- Data extract -
>>>
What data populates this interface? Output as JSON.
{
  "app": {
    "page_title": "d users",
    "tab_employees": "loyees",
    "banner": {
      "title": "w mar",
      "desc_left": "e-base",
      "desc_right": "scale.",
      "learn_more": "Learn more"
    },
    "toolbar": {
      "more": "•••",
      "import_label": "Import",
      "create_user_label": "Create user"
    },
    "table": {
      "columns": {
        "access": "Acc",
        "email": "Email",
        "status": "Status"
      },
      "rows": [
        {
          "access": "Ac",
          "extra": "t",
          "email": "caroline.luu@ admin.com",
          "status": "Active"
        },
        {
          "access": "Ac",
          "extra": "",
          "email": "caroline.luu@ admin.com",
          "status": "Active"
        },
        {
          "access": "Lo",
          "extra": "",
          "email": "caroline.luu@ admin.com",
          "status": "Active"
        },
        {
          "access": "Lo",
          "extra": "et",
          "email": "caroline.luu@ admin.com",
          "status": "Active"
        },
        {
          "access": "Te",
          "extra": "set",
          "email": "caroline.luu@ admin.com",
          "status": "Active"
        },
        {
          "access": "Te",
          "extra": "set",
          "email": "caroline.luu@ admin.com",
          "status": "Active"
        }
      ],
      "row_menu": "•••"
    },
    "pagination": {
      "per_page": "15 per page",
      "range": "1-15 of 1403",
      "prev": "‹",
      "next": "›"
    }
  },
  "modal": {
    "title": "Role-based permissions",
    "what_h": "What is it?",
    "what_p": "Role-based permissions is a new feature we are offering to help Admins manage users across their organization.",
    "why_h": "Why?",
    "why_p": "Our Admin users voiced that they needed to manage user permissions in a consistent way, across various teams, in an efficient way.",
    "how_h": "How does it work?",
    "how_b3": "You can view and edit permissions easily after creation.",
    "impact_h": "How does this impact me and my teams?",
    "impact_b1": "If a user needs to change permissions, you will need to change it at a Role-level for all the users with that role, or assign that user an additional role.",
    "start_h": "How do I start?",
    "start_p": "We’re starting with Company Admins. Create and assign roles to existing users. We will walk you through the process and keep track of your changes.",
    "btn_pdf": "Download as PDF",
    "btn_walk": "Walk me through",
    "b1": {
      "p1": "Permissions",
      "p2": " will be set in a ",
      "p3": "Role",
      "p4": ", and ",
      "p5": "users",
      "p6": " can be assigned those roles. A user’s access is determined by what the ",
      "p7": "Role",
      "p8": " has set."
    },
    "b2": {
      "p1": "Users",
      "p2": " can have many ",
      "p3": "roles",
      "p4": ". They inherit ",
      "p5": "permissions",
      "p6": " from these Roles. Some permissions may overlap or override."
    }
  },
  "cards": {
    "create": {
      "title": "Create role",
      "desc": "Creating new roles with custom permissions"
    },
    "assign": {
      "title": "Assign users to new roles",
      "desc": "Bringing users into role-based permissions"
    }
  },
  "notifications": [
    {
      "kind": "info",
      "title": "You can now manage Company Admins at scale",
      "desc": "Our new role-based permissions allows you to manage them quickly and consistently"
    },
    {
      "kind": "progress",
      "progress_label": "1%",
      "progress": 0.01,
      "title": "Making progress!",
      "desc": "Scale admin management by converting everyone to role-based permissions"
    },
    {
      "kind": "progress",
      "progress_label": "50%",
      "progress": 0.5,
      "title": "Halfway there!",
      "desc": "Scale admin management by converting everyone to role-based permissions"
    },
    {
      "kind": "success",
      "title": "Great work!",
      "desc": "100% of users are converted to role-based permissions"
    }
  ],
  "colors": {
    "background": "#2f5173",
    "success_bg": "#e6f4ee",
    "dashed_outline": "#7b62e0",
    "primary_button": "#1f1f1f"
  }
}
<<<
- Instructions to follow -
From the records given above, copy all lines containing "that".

- Response area -
    "why_p": "Our Admin users voiced that they needed to manage user permissions in a consistent way, across various teams, in an efficient way.",
    "impact_b1": "If a user needs to change permissions, you will need to change it at a Role-level for all the users with that role, or assign that user an additional role.",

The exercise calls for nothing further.